◆ DIRECTIONS:
One line at a time, check the entries below for the word "this", and copy each line that has it.
"""
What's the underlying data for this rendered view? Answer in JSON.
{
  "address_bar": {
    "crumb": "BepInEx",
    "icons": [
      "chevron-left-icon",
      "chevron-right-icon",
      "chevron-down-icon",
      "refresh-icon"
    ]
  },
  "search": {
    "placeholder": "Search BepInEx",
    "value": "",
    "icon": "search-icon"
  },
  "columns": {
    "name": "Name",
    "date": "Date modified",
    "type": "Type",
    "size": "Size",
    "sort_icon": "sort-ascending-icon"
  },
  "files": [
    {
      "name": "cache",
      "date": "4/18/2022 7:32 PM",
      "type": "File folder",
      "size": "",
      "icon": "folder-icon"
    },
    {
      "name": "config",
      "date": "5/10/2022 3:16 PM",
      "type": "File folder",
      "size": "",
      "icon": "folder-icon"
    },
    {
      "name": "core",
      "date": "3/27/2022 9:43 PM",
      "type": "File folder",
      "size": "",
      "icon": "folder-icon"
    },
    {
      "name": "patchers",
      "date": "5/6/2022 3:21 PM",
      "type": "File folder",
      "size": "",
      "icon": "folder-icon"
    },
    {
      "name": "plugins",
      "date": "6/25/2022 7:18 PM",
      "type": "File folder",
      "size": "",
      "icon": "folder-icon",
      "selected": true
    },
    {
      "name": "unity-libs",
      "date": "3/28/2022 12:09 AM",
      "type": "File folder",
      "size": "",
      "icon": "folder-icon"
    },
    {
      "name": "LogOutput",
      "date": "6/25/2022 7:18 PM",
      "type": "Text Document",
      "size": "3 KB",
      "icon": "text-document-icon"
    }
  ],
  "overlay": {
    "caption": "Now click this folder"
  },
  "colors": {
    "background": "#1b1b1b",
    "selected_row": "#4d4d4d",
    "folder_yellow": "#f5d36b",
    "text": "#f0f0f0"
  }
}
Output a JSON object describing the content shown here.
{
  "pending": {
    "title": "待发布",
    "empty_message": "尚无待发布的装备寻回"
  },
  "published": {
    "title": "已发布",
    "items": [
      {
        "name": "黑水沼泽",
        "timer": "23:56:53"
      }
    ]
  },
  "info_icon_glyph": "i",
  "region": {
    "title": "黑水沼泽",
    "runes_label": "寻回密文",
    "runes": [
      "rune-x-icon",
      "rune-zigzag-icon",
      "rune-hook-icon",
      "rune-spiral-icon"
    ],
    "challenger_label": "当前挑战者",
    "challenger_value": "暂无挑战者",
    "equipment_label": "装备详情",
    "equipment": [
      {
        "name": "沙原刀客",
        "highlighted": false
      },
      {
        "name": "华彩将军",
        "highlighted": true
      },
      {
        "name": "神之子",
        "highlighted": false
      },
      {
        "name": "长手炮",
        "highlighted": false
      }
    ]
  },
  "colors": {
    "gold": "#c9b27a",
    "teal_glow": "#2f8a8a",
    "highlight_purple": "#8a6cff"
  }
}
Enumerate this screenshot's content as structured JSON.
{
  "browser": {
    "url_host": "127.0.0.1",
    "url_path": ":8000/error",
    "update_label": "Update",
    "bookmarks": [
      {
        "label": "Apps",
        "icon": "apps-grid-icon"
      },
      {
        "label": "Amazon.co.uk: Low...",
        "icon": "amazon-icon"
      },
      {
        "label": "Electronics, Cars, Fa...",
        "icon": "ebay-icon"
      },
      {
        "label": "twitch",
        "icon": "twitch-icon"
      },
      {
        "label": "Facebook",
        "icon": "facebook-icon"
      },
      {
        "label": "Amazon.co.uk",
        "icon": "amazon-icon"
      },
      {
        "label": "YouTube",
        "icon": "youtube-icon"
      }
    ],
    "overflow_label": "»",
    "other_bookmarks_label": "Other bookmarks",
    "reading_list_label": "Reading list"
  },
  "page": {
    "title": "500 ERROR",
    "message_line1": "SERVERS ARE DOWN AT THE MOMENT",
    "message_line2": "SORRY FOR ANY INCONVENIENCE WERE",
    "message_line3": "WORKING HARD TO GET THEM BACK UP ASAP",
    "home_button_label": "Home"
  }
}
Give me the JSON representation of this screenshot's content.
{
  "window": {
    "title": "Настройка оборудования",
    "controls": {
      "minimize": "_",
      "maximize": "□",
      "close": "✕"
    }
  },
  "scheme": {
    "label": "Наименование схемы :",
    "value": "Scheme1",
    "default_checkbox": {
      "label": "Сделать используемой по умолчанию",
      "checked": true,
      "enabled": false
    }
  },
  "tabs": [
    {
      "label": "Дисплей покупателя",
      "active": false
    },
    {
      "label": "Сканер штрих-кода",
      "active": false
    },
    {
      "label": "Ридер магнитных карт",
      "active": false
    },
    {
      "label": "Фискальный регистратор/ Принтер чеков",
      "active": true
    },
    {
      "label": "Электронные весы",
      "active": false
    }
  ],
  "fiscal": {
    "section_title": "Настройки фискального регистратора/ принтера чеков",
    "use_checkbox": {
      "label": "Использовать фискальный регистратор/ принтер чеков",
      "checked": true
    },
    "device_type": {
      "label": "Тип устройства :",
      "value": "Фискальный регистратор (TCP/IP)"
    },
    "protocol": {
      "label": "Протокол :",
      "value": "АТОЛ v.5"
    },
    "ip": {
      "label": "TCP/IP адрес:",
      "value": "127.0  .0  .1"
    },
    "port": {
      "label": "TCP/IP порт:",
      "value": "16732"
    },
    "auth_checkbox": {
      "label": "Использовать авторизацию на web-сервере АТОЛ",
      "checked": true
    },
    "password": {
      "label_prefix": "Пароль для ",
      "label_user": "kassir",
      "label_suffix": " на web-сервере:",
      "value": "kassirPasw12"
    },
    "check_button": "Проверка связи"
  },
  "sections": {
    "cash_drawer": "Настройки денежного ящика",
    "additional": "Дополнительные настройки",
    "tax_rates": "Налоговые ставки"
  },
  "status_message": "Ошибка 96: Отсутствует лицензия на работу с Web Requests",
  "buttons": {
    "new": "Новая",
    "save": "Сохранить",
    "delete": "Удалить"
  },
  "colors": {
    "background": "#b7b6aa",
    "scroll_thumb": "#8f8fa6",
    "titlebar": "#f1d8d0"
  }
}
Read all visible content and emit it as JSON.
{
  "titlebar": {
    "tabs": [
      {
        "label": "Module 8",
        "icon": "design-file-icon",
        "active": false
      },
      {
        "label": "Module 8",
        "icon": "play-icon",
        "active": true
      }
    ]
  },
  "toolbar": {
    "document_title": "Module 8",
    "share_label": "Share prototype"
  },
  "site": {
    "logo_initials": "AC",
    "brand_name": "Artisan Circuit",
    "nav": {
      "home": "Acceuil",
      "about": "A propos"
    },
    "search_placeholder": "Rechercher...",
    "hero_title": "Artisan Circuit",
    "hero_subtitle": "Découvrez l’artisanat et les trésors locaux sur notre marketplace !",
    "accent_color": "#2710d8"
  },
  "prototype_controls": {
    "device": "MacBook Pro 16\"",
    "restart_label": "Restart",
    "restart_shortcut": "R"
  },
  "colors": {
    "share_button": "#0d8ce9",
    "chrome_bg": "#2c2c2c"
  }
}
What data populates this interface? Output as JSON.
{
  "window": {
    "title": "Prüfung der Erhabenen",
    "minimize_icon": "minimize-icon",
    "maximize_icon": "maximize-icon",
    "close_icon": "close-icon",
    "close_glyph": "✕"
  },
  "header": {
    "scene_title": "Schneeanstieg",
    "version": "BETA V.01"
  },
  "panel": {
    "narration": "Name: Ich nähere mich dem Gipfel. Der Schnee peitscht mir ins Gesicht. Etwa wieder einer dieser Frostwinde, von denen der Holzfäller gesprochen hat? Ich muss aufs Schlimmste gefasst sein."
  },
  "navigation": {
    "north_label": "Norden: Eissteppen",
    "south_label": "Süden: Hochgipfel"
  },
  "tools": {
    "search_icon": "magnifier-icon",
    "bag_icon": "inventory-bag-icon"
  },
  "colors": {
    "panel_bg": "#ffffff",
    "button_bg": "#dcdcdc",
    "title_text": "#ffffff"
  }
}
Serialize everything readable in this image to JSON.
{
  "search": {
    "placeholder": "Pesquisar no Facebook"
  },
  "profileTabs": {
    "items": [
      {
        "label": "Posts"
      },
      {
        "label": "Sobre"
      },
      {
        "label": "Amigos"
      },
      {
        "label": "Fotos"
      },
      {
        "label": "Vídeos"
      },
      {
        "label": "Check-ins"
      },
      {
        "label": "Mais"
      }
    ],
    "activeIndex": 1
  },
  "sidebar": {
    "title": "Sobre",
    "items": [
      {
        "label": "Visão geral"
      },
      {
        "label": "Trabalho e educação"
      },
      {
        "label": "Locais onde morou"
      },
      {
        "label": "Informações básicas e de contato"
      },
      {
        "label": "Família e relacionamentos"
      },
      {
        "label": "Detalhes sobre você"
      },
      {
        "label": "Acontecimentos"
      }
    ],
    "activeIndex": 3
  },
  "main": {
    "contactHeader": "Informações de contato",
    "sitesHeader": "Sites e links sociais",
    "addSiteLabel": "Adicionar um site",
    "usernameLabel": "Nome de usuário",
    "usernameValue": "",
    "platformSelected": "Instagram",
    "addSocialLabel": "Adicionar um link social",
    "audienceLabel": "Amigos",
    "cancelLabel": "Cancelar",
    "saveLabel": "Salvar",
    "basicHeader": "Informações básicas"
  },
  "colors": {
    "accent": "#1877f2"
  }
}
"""
◆ ANSWER BELOW:
What's the underlying data for this rendered view? Answer in JSON.
    "caption": "Now click this folder"
Enumerate this screenshot's content as structured JSON.
Give me the JSON representation of this screenshot's content.
What data populates this interface? Output as JSON.
Serialize everything readable in this image to JSON.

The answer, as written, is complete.